The notorious Islamist preacher had been convicted of supporting terrorism on the basis of Tweets he had posted, pledging allegiance to ‘the’ Caliphate, rather than ‘a’ Caliphate. The prosecutors argued (successfully, as it turns out) that this constituted support for ISIS. Continue reading “Discussing Extremism and Free Speech on Sky News”
As someone who blogs about freedom of expression I really can’t let the ridiculous burkini controversy in France go by without comment.
Policemen have literally been forcing women to disrobe in public. That is deeply illiberal and wrong.
The arguments for enforcing such a policy do not stand up. Continue reading “Ban the Burkini Ban”
“Here was a case of people doing harm to themselves on government orders, because there was no voice in society saying, This Is Wrong”

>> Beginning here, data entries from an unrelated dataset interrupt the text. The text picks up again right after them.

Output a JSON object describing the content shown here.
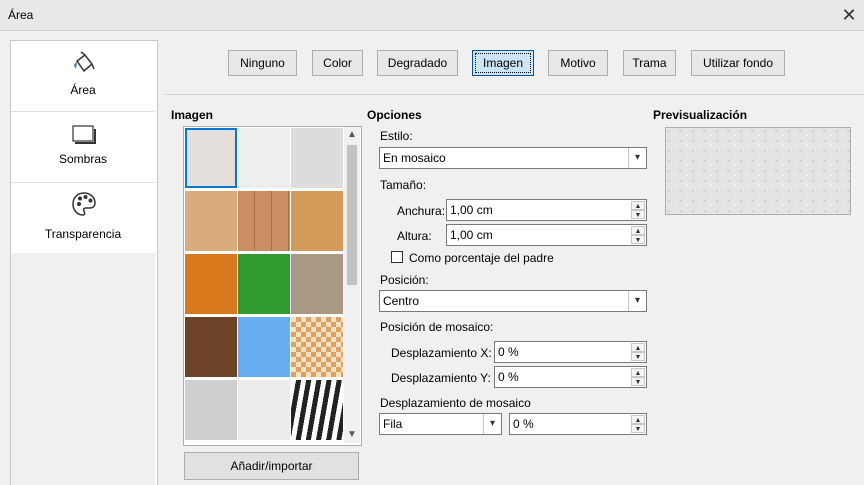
{
  "window": {
    "title": "Área"
  },
  "sidebar": {
    "items": [
      {
        "label": "Área",
        "icon": "paint-bucket-icon"
      },
      {
        "label": "Sombras",
        "icon": "shadow-icon"
      },
      {
        "label": "Transparencia",
        "icon": "palette-icon"
      }
    ]
  },
  "fill_tabs": [
    "Ninguno",
    "Color",
    "Degradado",
    "Imagen",
    "Motivo",
    "Trama",
    "Utilizar fondo"
  ],
  "selected_tab": "Imagen",
  "image_section": {
    "title": "Imagen",
    "tiles": [
      {
        "name": "painted-white",
        "color": "#e4dfdc"
      },
      {
        "name": "paper-texture",
        "color": "#eeeeee"
      },
      {
        "name": "paper-crumpled",
        "color": "#dcdcdc"
      },
      {
        "name": "wood-light",
        "color": "#d8ad7b"
      },
      {
        "name": "wood-planks",
        "color": "#c98f63"
      },
      {
        "name": "wood-grain",
        "color": "#d39b5a"
      },
      {
        "name": "autumn-leaves",
        "color": "#d9781d"
      },
      {
        "name": "grass",
        "color": "#2f9a2f"
      },
      {
        "name": "pebbles",
        "color": "#a99883"
      },
      {
        "name": "coffee-beans",
        "color": "#6c4326"
      },
      {
        "name": "sky-clouds",
        "color": "#66aef0"
      },
      {
        "name": "mosaic-tiles",
        "color": "#e8c39a"
      },
      {
        "name": "concrete",
        "color": "#cfcfcf"
      },
      {
        "name": "fabric-white",
        "color": "#ececec"
      },
      {
        "name": "zebra",
        "color": "#333333"
      }
    ],
    "add_button": "Añadir/importar"
  },
  "options": {
    "title": "Opciones",
    "style_label": "Estilo:",
    "style_value": "En mosaico",
    "size_label": "Tamaño:",
    "width_label": "Anchura:",
    "width_value": "1,00 cm",
    "height_label": "Altura:",
    "height_value": "1,00 cm",
    "relative_label": "Como porcentaje del padre",
    "position_label": "Posición:",
    "position_value": "Centro",
    "tile_position_label": "Posición de mosaico:",
    "x_offset_label": "Desplazamiento X:",
    "x_offset_value": "0 %",
    "y_offset_label": "Desplazamiento Y:",
    "y_offset_value": "0 %",
    "tile_offset_label": "Desplazamiento de mosaico",
    "tile_offset_mode": "Fila",
    "tile_offset_value": "0 %"
  },
  "preview": {
    "title": "Previsualización"
  }
}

Earlier this year I recorded a podcast with the award-winning journalist Anjan Sundaram. We discussed his wonderful book Bad News: Last Journalists in a Dictatorship, an account of the extinction of press freedom in Rwanda.

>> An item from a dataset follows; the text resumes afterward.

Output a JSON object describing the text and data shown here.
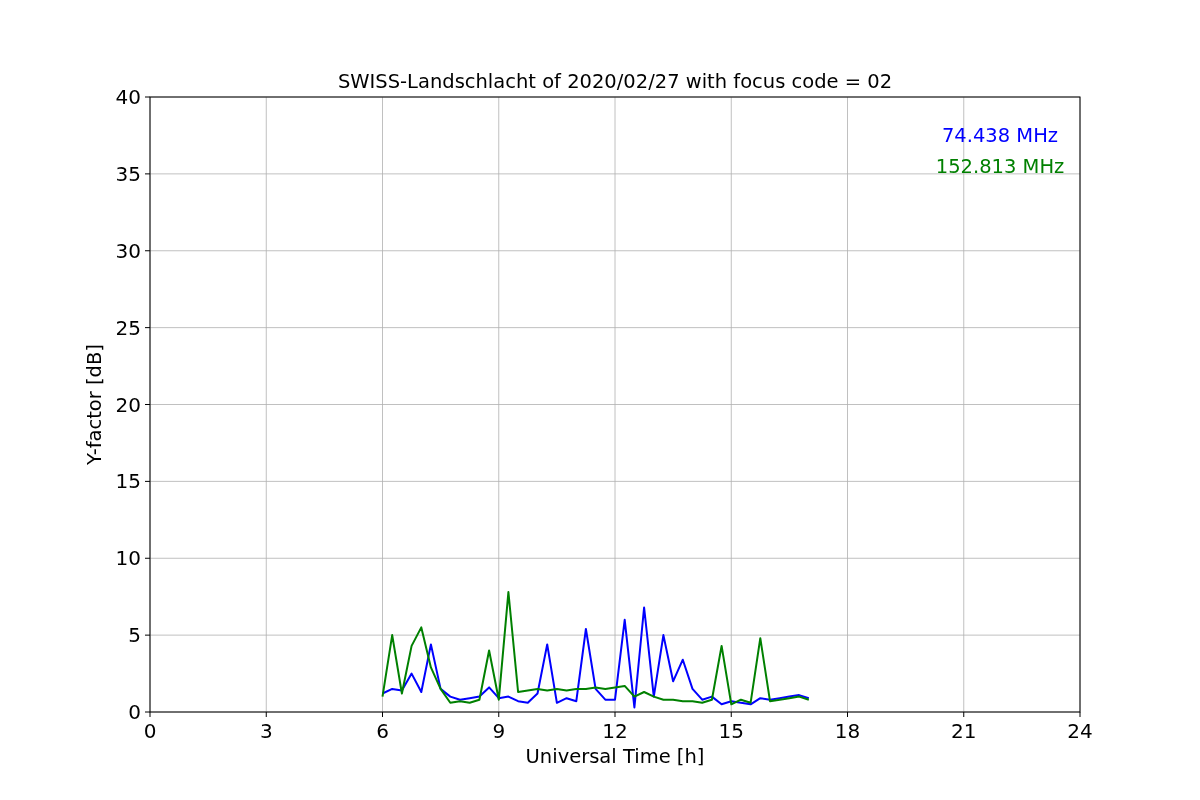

This week the podcast and an edited transcript of part of the discussion was posted in the PEN Atlas section of the English PEN website. You can listen to it on SoundCloud or via the player below. Continue reading “Podcast: Anjan Sundaram – Bad News”
Campaigners will not succeed in changing minds and changing students’ union policies unless they better understand why anti-free speech policies have developed, and until they offer students alternatives to the banning of offensive speech.
Commissioned by and first published on the Free Word Centre blog
In recent months there has been a great deal of discussion and debate on the subject of free speech at universities. The Rhodes Must Fall campaign at Oxford, and the protests over controversial speakers like Germaine Greer and Julie Bindel, have kept the issue in the headlines, and the publication of Sp!ked Magazine’s Free Speech University Rankings seems to have emboldened free speech advocates to push back against campus censorship. A new campaign, Right2Debate, targets the National Union of Students (NUS) and its No Platform policies that prevent controversial speaker events from going ahead.
As a campaigner with English PEN, I support the campaigns to expand free speech at universities. But in recent weeks I have become increasingly frustrated with the way the debate is evolving. Each side talks over the other, and some of the fundamental questions at the heart of the issue remain unresolved. Campaigners will not succeed in changing minds and changing students’ union policies unless they better understand why anti-free speech policies have developed, and until they offer students alternatives to the banning of offensive speech. Continue reading “Briefing Notes: Free Speech at Universities”
Solidarity and activism is not the only outcome of this writing—the cultural conversation is being advanced too
During my time working for English PEN I’ve often used the phrase ‘literary campaigning’ to describe our particular style of activism. Its a term that probably seems self evident: we use literature to draw attention to the situation of writers at risk. For example, we might read the writing of an imprisoned poet outside an embassy, or stage a world-wide reading at multiple locations around the world.
Its an approach that has value for several reasons. Not only is it non-violent, but it is also not particularly hostile or antagonistic to those who have imprisoned the writer or who are responsible for their persecution. So it has a diplomatic quality.
It also a fantastic act of solidarity for the embattled writer. Where they have been entirely censored through imprisonment (or even death) it is a way to give them a voice and restore to them some sort of expression. Continue reading “Literary Campaigning at its Best”